With pictures omitted, restate the data word for word.

Stored records
——

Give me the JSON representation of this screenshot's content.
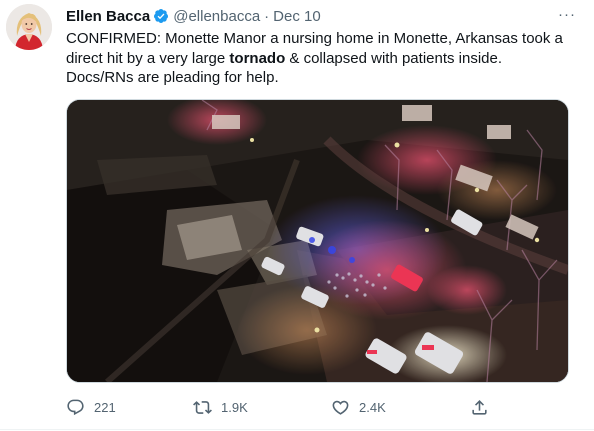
{
  "tweet": {
    "author_name": "Ellen Bacca",
    "author_handle": "@ellenbacca",
    "separator": "·",
    "date": "Dec 10",
    "more_label": "···",
    "text_before": "CONFIRMED: Monette Manor a nursing home in Monette, Arkansas took a direct hit by a very large ",
    "text_bold": "tornado",
    "text_after": " & collapsed with patients inside. Docs/RNs are pleading for help.",
    "counts": {
      "replies": "221",
      "retweets": "1.9K",
      "likes": "2.4K"
    }
  },
  "icons": {
    "verified": "verified-badge-icon",
    "more": "more-horizontal-icon",
    "reply": "reply-icon",
    "retweet": "retweet-icon",
    "like": "heart-icon",
    "share": "share-icon"
  },
  "colors": {
    "verified_blue": "#1d9bf0",
    "text_primary": "#0f1419",
    "text_secondary": "#536471",
    "border": "#cfd9de"
  }
}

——

§ **SOLUTION FOR THIS PROBLEM**:
Give me the JSON representation of this screenshot's content.
{
  "tweet": {
    "author_name": "Ellen Bacca",
    "author_handle": "@ellenbacca",
    "separator": "·",
    "date": "Dec 10",
    "more_label": "···",
    "text_before": "CONFIRMED: Monette Manor a nursing home in Monette, Arkansas took a direct hit by a very large ",
    "text_bold": "tornado",
    "text_after": " & collapsed with patients inside. Docs/RNs are pleading for help.",
    "counts": {
      "replies": "221",
      "retweets": "1.9K",
      "likes": "2.4K"
    }
  },
  "icons": {
    "verified": "verified-badge-icon",
    "more": "more-horizontal-icon",
    "reply": "reply-icon",
    "retweet": "retweet-icon",
    "like": "heart-icon",
    "share": "share-icon"
  },
  "colors": {
    "verified_blue": "#1d9bf0",
    "text_primary": "#0f1419",
    "text_secondary": "#536471",
    "border": "#cfd9de"
  }
}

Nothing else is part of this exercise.